*YOUR GOAL*: Once the pictures are removed, reproduce what is left of the data below exactly.

Stored dataset items
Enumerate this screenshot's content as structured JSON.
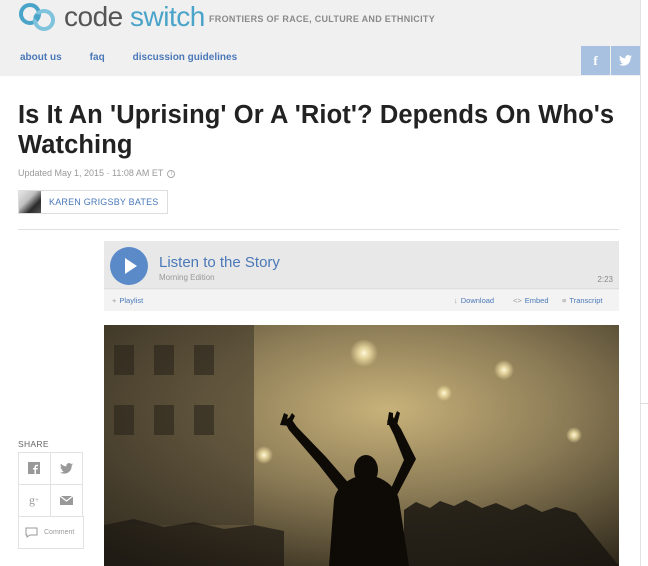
{
  "brand": {
    "name_part1": "code",
    "name_part2": "switch",
    "tagline": "FRONTIERS OF RACE, CULTURE AND ETHNICITY"
  },
  "nav": {
    "items": [
      "about us",
      "faq",
      "discussion guidelines"
    ]
  },
  "social_top": {
    "facebook_glyph": "f",
    "twitter_glyph": "🐦"
  },
  "article": {
    "title": "Is It An 'Uprising' Or A 'Riot'? Depends On Who's Watching",
    "updated": "Updated May 1, 2015 · 11:08 AM ET",
    "author": "KAREN GRIGSBY BATES"
  },
  "player": {
    "title": "Listen to the Story",
    "program": "Morning Edition",
    "duration": "2:23",
    "playlist_label": "Playlist",
    "download_label": "Download",
    "embed_label": "Embed",
    "transcript_label": "Transcript"
  },
  "share": {
    "label": "SHARE",
    "comment_label": "Comment"
  },
  "colors": {
    "accent_blue": "#4a78b8",
    "play_button": "#5b8ac9",
    "logo_teal": "#4aa3c8"
  }
}
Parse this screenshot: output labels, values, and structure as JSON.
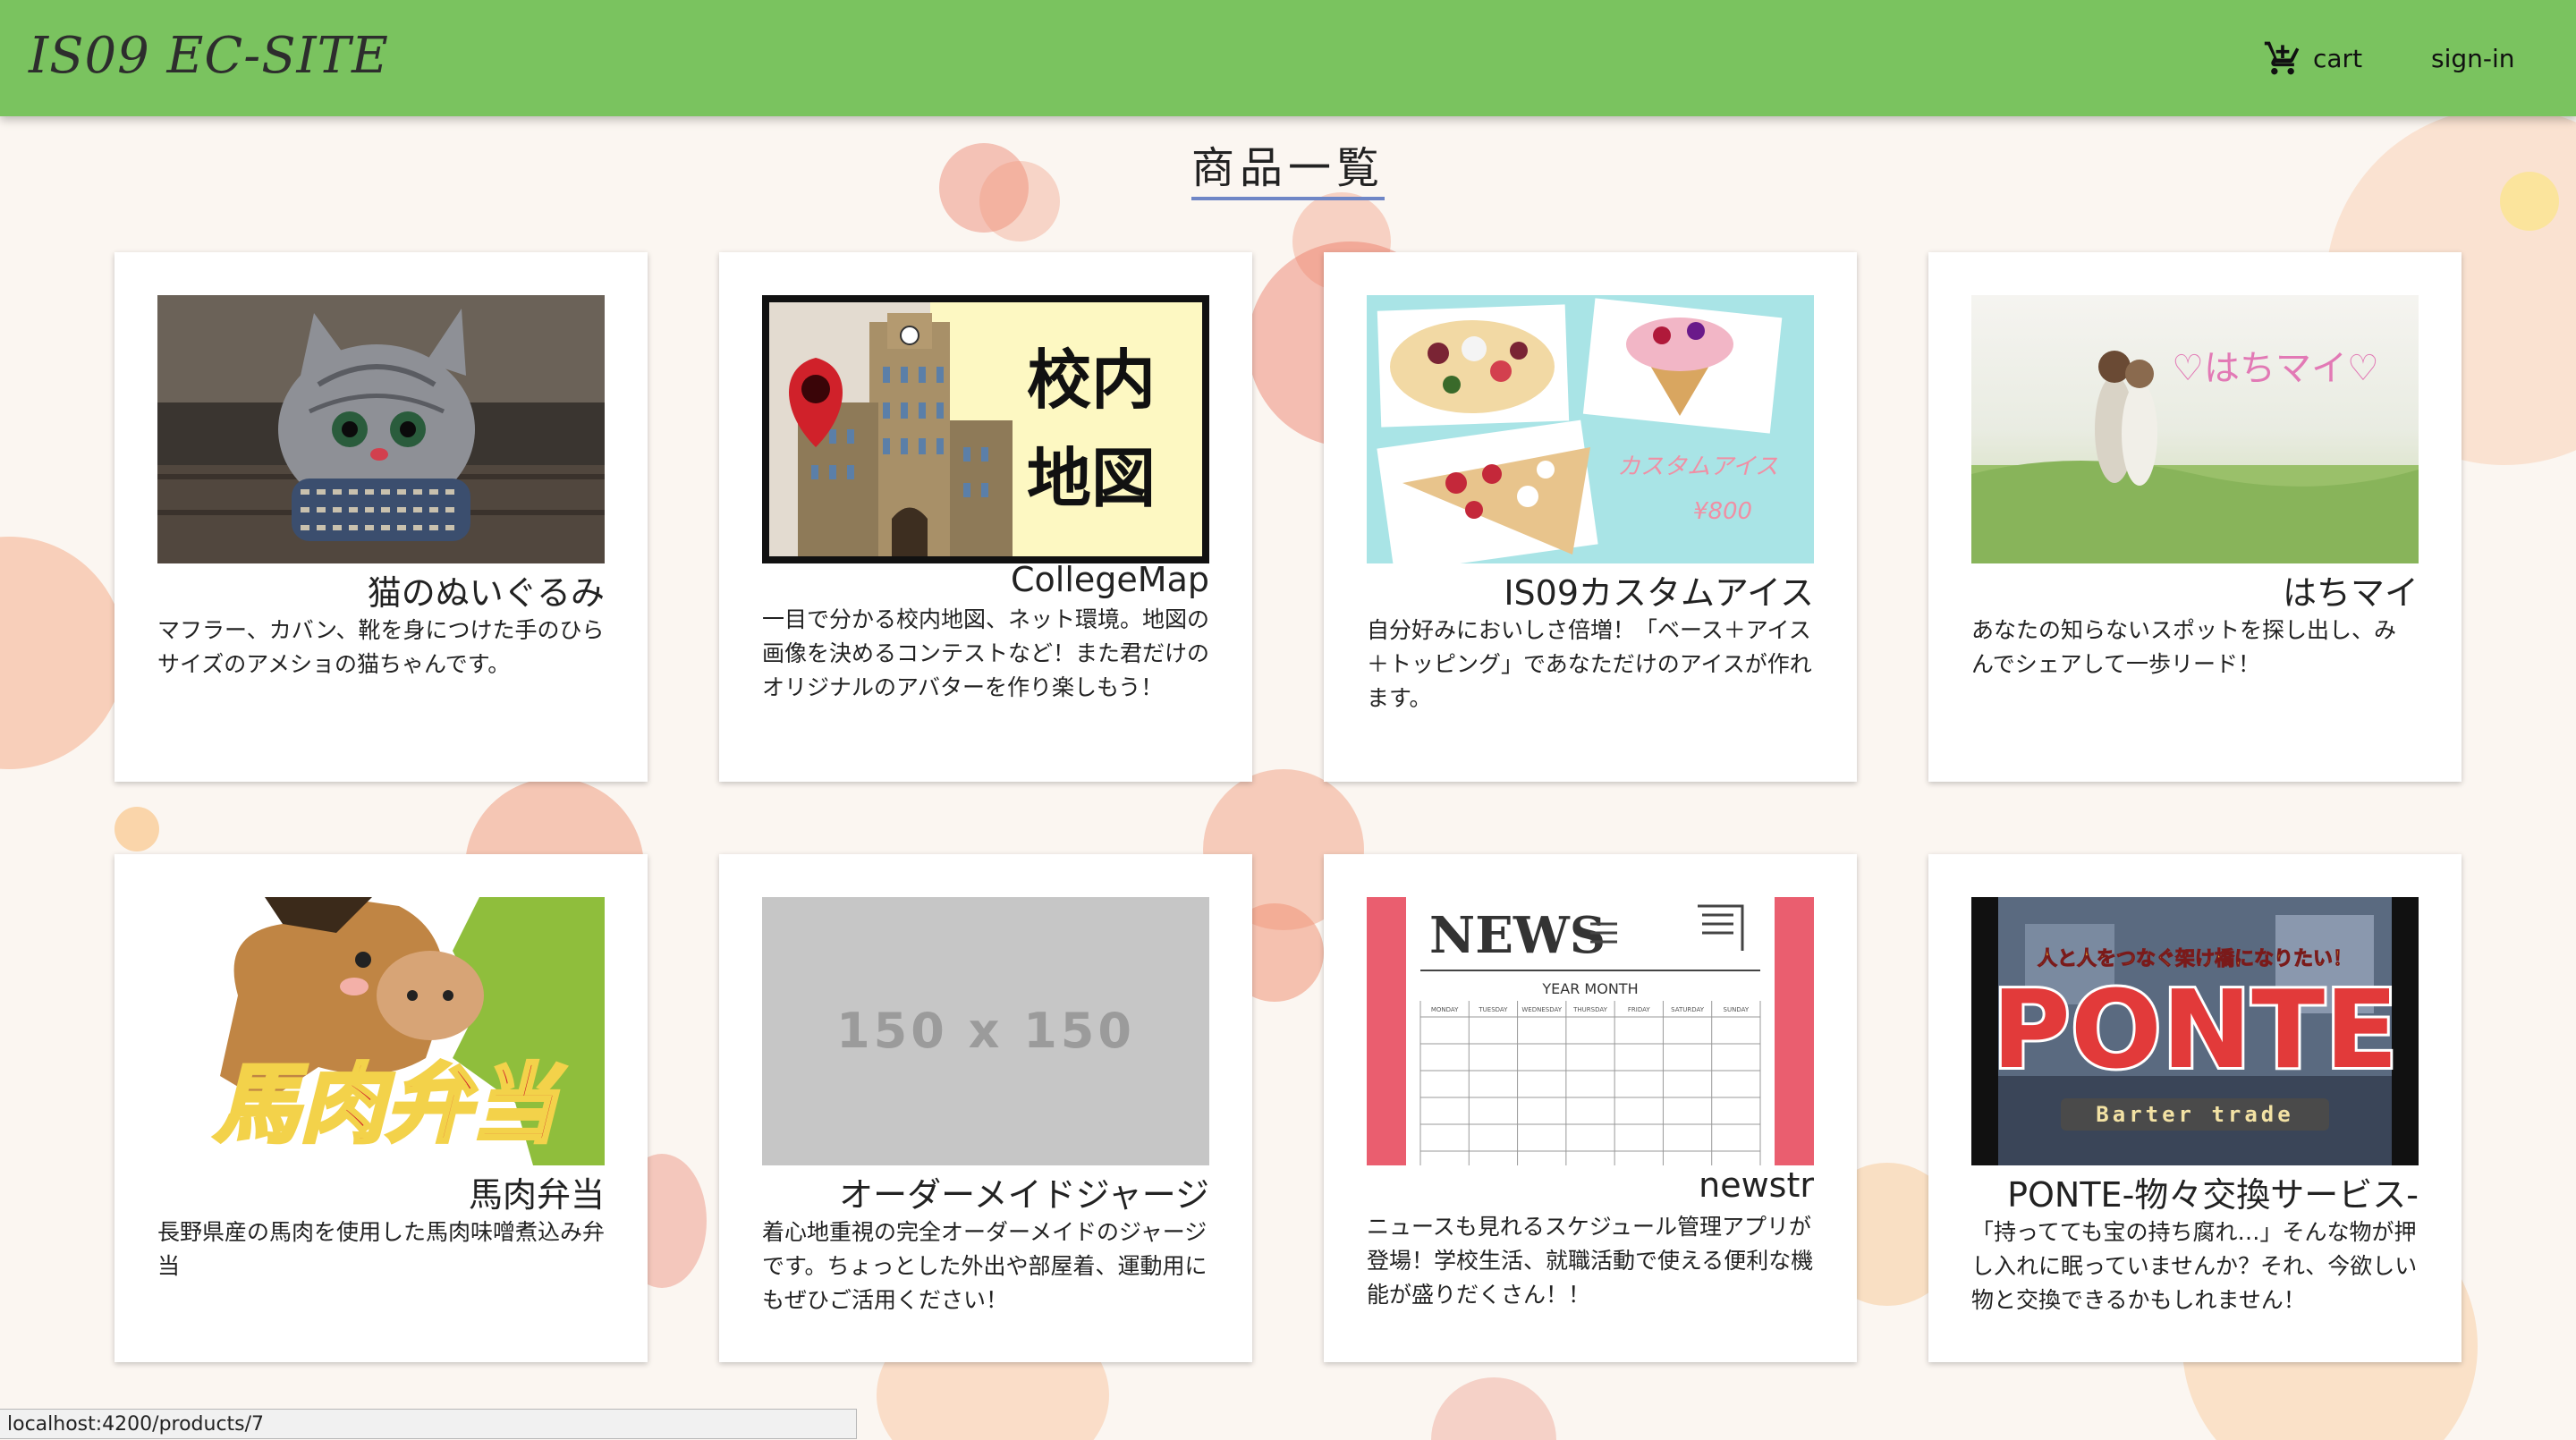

*SOLUTION TO THE EXERCISE*:
Enumerate this screenshot's content as structured JSON.
{
  "brand": {
    "name_part1": "code",
    "name_part2": "switch",
    "tagline": "FRONTIERS OF RACE, CULTURE AND ETHNICITY"
  },
  "nav": {
    "items": [
      "about us",
      "faq",
      "discussion guidelines"
    ]
  },
  "social_top": {
    "facebook_glyph": "f",
    "twitter_glyph": "🐦"
  },
  "article": {
    "title": "Is It An 'Uprising' Or A 'Riot'? Depends On Who's Watching",
    "updated": "Updated May 1, 2015 · 11:08 AM ET",
    "author": "KAREN GRIGSBY BATES"
  },
  "player": {
    "title": "Listen to the Story",
    "program": "Morning Edition",
    "duration": "2:23",
    "playlist_label": "Playlist",
    "download_label": "Download",
    "embed_label": "Embed",
    "transcript_label": "Transcript"
  },
  "share": {
    "label": "SHARE",
    "comment_label": "Comment"
  },
  "colors": {
    "accent_blue": "#4a78b8",
    "play_button": "#5b8ac9",
    "logo_teal": "#4aa3c8"
  }
}
Parse this screenshot: output labels, values, and structure as JSON.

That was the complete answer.